*** Block opens ***
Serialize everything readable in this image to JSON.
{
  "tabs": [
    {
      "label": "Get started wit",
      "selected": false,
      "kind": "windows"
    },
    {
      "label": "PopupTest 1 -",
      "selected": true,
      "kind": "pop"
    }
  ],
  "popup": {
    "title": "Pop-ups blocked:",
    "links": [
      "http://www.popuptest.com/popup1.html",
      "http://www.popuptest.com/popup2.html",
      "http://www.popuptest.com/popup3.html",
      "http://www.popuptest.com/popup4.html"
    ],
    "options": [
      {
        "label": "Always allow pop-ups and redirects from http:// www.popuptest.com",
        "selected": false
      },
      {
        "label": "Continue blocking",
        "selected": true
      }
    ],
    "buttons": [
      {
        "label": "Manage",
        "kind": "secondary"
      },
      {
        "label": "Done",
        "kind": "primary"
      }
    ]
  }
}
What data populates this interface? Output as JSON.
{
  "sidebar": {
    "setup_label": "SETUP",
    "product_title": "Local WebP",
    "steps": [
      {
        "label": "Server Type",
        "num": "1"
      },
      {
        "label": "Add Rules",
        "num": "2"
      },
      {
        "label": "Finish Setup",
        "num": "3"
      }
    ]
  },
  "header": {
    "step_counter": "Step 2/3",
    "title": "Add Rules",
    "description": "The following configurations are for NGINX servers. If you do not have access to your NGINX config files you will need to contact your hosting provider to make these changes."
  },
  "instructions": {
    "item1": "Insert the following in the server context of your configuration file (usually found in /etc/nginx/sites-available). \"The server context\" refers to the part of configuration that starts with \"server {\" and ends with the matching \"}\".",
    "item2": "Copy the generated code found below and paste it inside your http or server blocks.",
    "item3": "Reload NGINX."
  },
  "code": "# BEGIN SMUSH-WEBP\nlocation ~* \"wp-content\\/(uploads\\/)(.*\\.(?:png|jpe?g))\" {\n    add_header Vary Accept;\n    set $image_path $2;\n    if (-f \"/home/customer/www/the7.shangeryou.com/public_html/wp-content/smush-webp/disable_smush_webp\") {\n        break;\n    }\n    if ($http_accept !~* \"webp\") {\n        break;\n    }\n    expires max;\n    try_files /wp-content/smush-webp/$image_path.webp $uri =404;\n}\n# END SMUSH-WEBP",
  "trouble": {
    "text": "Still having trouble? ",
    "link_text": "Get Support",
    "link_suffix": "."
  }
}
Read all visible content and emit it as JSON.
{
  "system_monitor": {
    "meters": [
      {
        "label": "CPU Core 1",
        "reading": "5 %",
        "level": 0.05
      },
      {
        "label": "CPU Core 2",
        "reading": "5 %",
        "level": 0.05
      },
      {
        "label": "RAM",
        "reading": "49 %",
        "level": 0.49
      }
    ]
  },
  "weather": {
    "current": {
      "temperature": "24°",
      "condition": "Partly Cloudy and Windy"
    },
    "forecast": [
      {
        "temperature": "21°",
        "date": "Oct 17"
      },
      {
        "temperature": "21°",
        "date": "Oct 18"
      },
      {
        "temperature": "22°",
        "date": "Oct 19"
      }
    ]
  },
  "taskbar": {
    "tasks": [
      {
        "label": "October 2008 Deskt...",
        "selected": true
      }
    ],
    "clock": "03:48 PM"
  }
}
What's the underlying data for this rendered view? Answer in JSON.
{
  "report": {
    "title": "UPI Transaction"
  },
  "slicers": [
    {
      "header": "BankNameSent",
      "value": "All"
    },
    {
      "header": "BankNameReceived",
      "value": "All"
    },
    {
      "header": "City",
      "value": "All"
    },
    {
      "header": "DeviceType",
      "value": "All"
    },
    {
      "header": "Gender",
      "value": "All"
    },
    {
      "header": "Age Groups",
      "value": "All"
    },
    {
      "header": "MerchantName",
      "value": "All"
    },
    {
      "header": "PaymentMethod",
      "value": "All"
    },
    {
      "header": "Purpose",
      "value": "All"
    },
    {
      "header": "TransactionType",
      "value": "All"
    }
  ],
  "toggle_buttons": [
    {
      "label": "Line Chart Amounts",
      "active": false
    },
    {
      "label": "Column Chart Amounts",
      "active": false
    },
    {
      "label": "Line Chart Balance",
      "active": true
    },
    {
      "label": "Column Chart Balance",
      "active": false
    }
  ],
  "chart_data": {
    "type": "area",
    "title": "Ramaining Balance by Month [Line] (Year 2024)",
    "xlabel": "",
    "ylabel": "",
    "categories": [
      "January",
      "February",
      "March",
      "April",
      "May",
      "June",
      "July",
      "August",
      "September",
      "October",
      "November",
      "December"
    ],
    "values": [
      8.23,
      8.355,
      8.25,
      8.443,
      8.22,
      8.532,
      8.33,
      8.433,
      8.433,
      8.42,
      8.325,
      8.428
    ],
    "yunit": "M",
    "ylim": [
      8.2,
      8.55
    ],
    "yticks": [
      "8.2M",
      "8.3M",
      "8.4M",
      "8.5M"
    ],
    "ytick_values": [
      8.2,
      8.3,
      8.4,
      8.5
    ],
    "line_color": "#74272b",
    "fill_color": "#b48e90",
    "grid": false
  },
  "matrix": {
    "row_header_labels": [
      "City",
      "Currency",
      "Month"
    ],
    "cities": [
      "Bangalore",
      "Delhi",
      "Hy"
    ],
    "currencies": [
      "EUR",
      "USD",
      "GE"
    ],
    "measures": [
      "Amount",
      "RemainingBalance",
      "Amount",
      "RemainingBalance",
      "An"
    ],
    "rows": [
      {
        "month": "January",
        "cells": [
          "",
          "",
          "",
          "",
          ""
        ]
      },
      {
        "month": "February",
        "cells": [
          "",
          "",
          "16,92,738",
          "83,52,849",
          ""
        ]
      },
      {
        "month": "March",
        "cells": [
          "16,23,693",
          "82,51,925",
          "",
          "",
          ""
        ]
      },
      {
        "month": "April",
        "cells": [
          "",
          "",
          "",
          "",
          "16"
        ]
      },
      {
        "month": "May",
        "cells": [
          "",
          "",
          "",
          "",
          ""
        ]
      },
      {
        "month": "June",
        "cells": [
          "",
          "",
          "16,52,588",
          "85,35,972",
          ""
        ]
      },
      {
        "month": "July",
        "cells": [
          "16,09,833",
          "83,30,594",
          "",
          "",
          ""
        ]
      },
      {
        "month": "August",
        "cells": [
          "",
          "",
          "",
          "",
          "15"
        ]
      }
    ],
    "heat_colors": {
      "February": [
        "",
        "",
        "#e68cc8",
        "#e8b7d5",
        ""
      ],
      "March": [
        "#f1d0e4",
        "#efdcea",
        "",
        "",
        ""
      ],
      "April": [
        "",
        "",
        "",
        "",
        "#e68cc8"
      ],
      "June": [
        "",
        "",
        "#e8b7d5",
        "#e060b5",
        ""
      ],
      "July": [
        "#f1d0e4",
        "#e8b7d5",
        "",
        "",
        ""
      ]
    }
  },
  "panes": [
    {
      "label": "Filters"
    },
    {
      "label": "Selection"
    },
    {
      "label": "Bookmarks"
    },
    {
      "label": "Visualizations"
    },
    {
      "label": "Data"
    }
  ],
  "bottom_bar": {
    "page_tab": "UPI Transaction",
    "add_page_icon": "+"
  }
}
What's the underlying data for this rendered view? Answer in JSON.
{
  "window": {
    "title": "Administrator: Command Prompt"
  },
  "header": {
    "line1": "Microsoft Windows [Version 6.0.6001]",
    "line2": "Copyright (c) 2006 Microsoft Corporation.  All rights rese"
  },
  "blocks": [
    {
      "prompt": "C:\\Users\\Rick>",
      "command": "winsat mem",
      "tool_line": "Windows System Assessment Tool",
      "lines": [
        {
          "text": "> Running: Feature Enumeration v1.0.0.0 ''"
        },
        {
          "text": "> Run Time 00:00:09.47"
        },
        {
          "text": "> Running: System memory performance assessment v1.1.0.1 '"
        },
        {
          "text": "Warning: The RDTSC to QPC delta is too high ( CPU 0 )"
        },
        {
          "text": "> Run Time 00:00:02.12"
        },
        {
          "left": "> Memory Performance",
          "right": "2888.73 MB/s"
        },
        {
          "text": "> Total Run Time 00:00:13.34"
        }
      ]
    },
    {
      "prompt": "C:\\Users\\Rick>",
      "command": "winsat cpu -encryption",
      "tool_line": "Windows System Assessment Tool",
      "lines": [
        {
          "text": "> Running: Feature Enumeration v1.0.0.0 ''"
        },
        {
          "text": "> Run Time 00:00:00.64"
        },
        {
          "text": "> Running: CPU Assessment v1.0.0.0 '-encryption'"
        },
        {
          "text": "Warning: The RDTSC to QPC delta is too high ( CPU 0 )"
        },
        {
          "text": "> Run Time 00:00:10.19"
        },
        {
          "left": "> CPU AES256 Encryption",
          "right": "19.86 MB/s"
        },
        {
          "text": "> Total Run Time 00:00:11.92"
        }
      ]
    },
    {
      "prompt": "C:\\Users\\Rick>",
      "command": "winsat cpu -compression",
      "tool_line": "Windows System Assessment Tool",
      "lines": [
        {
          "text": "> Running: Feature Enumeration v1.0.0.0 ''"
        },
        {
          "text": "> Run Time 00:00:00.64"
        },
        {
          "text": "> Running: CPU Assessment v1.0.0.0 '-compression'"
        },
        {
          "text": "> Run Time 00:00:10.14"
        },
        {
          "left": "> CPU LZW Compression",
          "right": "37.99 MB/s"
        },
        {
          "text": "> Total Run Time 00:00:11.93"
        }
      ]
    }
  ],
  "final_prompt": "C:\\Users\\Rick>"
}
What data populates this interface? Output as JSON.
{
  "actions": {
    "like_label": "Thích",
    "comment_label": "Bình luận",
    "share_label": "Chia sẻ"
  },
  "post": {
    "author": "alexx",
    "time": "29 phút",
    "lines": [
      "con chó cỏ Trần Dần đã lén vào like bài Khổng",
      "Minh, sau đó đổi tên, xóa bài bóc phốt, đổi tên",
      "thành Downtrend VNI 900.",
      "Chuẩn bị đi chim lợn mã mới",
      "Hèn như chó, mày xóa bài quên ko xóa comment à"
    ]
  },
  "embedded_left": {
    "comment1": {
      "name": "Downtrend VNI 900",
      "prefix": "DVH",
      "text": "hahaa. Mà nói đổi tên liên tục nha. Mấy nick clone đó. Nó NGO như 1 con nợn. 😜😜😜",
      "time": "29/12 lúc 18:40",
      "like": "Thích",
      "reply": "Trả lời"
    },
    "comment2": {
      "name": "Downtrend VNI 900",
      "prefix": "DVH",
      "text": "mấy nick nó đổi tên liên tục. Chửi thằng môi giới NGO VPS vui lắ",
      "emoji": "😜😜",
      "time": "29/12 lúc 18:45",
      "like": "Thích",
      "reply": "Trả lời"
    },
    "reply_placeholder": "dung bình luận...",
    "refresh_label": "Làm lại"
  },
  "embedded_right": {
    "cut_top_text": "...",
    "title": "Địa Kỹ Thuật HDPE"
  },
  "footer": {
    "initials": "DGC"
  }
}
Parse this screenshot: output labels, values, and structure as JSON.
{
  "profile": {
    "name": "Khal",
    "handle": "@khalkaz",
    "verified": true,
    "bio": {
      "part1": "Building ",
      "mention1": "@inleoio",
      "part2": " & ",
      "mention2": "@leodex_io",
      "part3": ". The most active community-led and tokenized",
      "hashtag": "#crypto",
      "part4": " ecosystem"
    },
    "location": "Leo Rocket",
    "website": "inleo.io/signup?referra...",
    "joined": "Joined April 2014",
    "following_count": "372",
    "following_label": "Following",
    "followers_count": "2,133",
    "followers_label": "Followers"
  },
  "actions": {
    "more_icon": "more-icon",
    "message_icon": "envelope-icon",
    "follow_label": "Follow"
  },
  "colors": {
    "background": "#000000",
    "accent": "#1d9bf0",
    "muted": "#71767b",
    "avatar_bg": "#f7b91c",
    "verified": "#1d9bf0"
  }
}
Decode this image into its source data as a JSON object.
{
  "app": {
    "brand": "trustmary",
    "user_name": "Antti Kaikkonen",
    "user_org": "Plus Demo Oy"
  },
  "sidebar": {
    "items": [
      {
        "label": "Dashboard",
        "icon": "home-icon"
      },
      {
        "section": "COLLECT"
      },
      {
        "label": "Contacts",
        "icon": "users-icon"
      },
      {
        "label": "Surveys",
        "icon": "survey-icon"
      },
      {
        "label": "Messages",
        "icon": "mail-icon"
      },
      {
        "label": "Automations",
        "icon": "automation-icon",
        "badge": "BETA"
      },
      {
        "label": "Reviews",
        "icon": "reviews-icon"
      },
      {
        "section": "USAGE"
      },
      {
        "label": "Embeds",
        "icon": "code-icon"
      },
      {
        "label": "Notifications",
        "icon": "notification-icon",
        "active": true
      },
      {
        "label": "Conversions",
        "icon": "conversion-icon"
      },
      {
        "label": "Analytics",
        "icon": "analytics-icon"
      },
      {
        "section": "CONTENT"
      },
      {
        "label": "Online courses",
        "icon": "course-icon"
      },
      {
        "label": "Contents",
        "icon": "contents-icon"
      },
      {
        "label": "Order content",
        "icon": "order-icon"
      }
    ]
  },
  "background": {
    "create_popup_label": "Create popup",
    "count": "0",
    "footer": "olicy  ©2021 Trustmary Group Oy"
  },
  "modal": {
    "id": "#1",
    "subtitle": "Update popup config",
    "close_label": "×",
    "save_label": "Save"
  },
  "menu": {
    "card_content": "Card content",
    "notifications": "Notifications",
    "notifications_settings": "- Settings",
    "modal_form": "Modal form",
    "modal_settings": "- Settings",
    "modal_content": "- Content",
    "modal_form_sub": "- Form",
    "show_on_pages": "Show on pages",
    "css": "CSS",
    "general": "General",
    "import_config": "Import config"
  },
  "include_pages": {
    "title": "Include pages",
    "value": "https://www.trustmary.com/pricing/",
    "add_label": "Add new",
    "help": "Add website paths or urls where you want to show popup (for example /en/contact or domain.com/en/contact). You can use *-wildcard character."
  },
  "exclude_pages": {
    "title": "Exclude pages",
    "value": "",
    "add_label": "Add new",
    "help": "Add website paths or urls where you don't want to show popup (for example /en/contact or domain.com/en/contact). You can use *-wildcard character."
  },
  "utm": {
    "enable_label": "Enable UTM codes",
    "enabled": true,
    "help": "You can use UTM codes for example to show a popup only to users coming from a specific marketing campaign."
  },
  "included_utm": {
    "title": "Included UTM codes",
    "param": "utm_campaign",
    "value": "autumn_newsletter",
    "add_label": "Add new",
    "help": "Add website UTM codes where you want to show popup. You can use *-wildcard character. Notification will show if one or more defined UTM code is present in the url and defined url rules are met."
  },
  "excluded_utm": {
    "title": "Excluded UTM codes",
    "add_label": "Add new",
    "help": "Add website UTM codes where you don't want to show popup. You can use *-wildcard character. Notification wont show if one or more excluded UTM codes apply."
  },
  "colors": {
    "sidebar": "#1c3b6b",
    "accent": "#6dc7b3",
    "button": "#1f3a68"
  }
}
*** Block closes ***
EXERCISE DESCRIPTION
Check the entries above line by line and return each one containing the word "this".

OUTPUT OF THE TASK
Serialize everything readable in this image to JSON.
What data populates this interface? Output as JSON.
What's the underlying data for this rendered view? Answer in JSON.
What's the underlying data for this rendered view? Answer in JSON.
What data populates this interface? Output as JSON.
Parse this screenshot: output labels, values, and structure as JSON.
Decode this image into its source data as a JSON object.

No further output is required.